Based on sequence analysis, VirB1-89K was predicted to contain a C-terminal CHAP domain (located between the amino acids 796 and 926) and an N-terminal transmembrane domain, but lacks a signal sequence. The CHAP domain is broadly found in proteins from bacteria, phages, archaea, and eukaryotes of the Trypanosomidae family [19, 20]. It has been proposed that the CHAP domain may function mainly in peptidoglycan hydrolysis . The phylogenetic analysis of VirB1-89K and its homologous proteins showed that VirB1-89K and N-acetylmuramoyl-L-alanine amidase probably originate from the same ancestor (Figure 1A). Figure 1 Sequence
analysis of VirB1-89K. (A) Phylogenetic analysis of VirB1-89K. Sequence alignment and phylogenetic analysis of VirB1-89K homologs were performed using MEGA 5.1 software. Values at nodes indicate bootstrap values for 500 replicates. (B) Analysis of the tertiary structure of the CHAP domain of check details VirB1-89K by using the online server SWISS-MODEL. (C) Visualization of the surface active site of the CHAP domain by using PyMOLviewer, showing Selleck AZD0156 the cysteine residue in green and histidine in red. Tertiary structure prediction showed that the CHAP domain of VirB1-89K belongs to the α + β structural class, with the N-terminal half containing 3 predicted α-helices and the

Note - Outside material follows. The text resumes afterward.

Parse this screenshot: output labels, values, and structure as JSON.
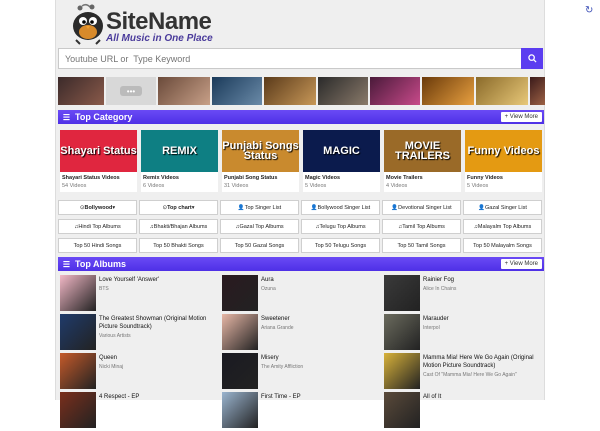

C-terminal half composed of 6 predicted β-strands (Figure 1B). Protein tertiary structure modeling revealed that this CHAP domain Leukotriene-A4 hydrolase contains an CA3 in vitro putative active center composed of a conserved cysteine and a histidine (Figure 1C), these two invariant residues form the main part of the active site of CHAP domain containing proteins [19, 21, 22]. These results together with the above phylogeny analysis
suggested that VirB1-89K may be an N-acetylmuramyl-L-alanine amidase. Expression and purification of the CHAP domain of VirB1-89K To figure out the function of VirB1-89K during the assembly of 89K T4SS apparatus, a 411 bp DNA fragment containing the CHAP domain of VirB1-89K was cloned and over-expressed in E. coli as a C-terminally His6-tagged protein. The protein of interest was designated VirB1-89KCHAP. We found VirB1-89KCHAP was efficiently expressed after induction at 16°C (Figure 2A). The molecular mass of the expressed recombinant protein agreed well with a predicted size of 15.4 kDa. Although a majority of the VirB1-89KCHAP protein was present in the inclusion body fractions of crude cell lysates, sufficient soluble material was produced to recover useful amounts of active protein. Highly purified protein (>95% homogeneity) was prepared by Ni+ affinity chromatography and gel filtration (Figure 2B). N-terminal sequencing results confirmed that the produced protein was indeed the CHAP domain of VirB1-89K. Figure 2 Over-expression and purification of VirB1-89KCHAP. (A) SDS-PAGE analysis (12%) of the interest VirB1-89KCHAP protein expressed in E. coli.